He got dressed and walked out. He was the last of the boys to shower. His brother and cousins weren’t in the house when he walked out onto the front patio. It was the summer and he was living in his grandmother’s home with his mother and siblings and cousins and their mom, and the permanent occupants, his favorite aunt, his grandmother, the maid, and his uncle. He knew the boys couldn’t have ventured far and as he stood on the patio he saw the front gate swing open and they strolled in talking loudly and licking ice cream.
He felt unsettled by what his aunt had said. He felt uncomfortable in his own skin. And as he looked at them, he envied them. Life must be so easy for them, he thought. They walk through life without thinking about who they are. They just know. He wanted to be like them. He wasn’t ready to admit to himself who he was and he wasn’t even sure he truly was that, at least not fully. But he knew that who he was meant that he had a burden to carry. He would have to spend his life carrying it. He didn’t think it would destroy him, but he thought it would be hard, at least sometimes.
He imagined his brain as a set of wires and putting his hand into his skull he wished he could rearrange them. So he could be normal. Just like the other boys. But he knew he couldn’t. He knew that he, as he is, was here to stay. He didn’t hate himself. If he didn’t think about it, life was still happy. But it was something a part of him wanted to change. To be done away with it, forever.

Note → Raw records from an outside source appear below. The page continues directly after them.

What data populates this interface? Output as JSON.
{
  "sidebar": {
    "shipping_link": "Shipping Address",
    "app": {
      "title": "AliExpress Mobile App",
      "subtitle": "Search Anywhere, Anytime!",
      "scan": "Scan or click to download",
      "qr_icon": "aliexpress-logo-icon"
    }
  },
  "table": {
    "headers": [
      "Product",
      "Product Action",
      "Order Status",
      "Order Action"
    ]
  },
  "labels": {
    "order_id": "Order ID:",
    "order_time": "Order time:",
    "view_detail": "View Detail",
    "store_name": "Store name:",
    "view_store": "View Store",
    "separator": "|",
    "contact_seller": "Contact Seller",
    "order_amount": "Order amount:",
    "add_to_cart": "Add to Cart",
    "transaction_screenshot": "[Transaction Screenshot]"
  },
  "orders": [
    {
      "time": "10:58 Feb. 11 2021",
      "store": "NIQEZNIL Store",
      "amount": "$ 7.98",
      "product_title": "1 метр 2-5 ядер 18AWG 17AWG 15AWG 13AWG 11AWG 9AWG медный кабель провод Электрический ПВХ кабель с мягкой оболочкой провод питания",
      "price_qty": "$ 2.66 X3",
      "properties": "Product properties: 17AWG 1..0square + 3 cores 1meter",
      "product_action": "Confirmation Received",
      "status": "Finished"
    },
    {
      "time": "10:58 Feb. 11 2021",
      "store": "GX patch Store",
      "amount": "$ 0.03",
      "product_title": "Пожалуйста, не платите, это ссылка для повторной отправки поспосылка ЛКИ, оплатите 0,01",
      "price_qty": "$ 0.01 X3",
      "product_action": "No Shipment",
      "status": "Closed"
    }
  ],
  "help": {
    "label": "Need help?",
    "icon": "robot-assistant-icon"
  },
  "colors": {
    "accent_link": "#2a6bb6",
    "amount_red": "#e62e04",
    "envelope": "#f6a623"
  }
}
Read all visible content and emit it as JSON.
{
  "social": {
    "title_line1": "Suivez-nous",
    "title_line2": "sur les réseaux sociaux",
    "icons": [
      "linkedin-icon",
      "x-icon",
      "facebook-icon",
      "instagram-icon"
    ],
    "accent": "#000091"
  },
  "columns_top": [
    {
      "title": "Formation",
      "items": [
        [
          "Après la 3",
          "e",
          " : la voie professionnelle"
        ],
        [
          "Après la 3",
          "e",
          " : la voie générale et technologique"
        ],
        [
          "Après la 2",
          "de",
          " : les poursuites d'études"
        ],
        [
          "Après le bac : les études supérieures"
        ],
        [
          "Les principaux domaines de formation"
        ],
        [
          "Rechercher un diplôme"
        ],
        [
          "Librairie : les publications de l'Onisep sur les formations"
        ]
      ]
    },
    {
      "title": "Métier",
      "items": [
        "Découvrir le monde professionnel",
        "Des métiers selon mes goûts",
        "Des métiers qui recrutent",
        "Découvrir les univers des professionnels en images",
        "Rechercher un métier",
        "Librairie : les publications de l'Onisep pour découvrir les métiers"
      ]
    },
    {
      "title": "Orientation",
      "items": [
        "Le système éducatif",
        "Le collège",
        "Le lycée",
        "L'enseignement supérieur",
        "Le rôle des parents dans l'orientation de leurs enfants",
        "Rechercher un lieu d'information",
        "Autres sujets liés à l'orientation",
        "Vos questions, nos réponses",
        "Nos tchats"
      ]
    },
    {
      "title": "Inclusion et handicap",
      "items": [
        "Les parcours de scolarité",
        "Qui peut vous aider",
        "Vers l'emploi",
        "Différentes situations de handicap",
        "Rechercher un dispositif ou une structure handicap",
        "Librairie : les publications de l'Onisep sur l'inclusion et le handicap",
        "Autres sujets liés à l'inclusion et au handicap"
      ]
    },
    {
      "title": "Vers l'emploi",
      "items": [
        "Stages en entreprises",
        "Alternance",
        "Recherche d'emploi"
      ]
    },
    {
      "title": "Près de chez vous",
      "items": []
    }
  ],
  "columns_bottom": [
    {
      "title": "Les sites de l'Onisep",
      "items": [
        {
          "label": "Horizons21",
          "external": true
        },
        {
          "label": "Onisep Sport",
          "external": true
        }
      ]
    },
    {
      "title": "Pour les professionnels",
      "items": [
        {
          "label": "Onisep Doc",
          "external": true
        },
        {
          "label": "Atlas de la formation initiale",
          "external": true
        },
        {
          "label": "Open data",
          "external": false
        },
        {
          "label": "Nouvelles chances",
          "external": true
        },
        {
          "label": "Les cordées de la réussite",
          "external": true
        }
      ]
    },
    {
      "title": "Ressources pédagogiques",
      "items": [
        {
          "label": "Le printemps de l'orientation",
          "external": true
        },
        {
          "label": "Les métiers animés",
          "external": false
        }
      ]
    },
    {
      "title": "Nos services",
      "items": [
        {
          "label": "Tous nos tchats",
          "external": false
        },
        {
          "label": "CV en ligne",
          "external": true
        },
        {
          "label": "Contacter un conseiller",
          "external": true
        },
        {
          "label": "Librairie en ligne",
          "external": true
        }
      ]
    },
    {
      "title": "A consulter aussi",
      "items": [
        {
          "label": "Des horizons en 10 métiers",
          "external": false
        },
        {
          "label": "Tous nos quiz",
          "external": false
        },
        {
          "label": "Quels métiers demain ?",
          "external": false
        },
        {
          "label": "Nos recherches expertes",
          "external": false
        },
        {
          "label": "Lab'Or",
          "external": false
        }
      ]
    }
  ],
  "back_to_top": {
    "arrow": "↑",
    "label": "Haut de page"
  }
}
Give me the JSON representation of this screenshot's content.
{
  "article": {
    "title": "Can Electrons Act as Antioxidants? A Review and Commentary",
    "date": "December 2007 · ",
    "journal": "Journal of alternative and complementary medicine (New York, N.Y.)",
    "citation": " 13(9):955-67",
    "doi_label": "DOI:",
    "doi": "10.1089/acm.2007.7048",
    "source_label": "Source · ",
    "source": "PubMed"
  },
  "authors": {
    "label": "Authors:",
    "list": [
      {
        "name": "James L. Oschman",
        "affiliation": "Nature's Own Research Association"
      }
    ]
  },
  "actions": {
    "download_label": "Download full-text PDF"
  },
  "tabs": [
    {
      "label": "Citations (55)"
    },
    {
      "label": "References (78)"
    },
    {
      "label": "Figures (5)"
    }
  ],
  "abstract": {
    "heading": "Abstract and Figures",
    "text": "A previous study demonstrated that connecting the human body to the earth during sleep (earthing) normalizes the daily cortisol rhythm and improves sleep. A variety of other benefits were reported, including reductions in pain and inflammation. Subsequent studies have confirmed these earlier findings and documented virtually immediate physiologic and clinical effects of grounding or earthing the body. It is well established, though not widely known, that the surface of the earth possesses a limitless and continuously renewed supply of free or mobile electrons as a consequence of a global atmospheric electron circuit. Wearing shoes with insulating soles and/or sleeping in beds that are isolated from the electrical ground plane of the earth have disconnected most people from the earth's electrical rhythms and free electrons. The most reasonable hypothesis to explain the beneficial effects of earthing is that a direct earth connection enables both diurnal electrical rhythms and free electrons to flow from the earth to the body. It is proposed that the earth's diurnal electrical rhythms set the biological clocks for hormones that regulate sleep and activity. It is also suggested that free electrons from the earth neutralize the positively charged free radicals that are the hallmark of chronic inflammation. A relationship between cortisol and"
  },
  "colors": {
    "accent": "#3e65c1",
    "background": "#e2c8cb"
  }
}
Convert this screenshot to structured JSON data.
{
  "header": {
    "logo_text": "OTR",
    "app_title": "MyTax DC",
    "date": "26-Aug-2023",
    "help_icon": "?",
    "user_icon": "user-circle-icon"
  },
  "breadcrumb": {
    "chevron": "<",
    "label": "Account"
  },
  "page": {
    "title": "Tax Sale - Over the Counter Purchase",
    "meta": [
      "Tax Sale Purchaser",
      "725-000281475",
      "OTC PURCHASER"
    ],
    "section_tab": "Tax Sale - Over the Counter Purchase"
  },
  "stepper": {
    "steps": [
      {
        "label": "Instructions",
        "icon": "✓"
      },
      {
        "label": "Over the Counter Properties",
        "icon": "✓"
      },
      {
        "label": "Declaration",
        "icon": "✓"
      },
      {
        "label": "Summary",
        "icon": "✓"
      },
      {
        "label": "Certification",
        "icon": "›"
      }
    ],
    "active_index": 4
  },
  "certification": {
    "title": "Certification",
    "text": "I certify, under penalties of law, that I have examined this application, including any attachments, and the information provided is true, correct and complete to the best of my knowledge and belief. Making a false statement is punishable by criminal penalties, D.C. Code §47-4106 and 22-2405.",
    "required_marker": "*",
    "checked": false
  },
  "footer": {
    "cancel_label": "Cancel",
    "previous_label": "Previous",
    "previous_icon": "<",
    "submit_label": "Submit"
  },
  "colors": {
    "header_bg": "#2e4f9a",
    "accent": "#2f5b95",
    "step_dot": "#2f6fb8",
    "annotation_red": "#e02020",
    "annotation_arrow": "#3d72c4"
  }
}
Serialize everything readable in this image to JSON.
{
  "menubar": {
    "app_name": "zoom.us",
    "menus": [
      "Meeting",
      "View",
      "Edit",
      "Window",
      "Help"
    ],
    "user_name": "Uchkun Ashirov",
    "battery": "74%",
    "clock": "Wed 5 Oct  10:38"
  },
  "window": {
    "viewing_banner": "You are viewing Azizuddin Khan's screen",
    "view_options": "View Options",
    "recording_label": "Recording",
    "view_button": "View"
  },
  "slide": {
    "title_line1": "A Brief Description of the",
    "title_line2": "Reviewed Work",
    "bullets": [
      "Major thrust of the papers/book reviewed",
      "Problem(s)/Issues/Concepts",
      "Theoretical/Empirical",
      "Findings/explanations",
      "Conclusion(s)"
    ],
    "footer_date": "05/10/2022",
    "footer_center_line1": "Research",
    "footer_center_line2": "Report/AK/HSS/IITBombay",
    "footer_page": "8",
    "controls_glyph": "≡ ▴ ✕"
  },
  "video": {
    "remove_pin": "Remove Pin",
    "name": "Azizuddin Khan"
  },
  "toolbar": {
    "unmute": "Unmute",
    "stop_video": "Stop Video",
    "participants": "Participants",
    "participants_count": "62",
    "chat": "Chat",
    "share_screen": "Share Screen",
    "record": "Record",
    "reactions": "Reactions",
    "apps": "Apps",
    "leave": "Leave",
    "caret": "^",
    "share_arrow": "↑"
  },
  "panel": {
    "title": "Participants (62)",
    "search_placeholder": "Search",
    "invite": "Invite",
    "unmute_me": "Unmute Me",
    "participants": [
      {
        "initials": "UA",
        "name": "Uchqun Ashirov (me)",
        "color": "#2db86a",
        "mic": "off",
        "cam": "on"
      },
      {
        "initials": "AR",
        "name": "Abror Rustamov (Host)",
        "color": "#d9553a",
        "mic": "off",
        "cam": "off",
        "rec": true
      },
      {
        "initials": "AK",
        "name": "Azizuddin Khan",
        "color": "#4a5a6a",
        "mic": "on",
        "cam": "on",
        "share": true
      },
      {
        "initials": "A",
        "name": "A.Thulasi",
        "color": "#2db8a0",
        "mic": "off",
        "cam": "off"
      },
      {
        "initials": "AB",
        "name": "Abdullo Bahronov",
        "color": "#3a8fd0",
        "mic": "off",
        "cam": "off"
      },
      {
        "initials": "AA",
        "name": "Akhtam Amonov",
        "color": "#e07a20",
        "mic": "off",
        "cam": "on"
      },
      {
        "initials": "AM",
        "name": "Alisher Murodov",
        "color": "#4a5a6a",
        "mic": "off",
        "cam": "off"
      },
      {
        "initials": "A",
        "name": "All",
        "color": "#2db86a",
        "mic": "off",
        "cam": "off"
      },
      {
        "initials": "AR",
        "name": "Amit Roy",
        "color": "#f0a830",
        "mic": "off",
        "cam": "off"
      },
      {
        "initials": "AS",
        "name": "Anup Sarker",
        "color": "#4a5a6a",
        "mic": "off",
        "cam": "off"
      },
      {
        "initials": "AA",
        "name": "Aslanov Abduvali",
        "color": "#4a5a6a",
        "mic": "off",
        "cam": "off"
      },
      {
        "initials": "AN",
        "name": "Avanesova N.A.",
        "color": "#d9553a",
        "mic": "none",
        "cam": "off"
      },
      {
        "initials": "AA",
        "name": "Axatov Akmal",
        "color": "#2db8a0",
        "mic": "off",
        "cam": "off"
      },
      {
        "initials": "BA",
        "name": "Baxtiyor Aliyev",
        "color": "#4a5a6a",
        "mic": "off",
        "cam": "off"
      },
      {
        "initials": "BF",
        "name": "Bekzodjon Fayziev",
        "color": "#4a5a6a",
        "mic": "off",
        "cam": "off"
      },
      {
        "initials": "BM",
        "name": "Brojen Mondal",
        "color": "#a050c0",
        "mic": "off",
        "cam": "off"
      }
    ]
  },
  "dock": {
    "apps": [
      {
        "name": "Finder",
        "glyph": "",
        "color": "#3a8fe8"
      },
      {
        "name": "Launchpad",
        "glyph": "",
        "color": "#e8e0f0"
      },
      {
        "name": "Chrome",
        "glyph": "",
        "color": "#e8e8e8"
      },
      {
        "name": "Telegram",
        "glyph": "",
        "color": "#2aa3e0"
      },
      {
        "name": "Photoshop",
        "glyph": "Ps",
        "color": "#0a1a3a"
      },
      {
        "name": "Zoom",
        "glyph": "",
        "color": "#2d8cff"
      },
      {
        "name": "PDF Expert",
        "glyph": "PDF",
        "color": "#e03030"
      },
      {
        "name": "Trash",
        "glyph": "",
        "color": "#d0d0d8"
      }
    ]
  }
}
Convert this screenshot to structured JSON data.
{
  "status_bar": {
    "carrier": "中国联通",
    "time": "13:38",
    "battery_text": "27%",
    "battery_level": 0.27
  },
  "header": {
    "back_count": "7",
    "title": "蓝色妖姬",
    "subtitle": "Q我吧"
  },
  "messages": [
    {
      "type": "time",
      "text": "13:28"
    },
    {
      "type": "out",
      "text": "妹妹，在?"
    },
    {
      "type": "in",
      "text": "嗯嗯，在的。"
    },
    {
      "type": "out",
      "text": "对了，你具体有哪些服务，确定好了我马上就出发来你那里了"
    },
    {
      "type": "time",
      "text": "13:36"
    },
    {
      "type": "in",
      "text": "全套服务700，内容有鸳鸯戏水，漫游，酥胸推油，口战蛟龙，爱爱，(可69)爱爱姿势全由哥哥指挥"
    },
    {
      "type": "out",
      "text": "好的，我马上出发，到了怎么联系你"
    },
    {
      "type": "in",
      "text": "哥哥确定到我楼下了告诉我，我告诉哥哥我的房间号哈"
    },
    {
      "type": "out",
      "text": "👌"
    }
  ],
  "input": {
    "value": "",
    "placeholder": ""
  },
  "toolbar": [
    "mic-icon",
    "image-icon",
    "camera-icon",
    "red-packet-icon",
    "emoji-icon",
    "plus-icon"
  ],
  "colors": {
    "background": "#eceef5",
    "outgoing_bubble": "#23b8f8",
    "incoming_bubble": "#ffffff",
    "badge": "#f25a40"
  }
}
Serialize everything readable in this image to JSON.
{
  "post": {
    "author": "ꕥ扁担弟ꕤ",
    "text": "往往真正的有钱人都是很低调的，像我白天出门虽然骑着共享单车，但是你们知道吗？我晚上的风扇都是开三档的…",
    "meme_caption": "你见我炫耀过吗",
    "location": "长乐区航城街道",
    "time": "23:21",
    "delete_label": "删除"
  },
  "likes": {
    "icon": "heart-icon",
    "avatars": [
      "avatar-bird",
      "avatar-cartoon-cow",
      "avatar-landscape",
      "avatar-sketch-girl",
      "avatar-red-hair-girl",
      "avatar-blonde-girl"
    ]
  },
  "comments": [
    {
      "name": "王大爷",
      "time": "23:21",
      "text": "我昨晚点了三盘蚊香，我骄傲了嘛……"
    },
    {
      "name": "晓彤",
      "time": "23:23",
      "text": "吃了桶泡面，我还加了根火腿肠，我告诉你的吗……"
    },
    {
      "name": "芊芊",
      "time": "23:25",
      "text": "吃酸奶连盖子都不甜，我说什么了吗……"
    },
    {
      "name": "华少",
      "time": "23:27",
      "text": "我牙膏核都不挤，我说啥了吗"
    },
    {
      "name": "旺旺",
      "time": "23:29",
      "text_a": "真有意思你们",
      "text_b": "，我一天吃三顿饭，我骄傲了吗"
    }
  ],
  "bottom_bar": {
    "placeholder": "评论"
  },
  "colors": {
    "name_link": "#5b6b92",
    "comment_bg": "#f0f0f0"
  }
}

He never stopped taking long showers.
Khelil Bouarrouj is a graduate of New York University and a Washington, DC-based artist and writer on queer politics.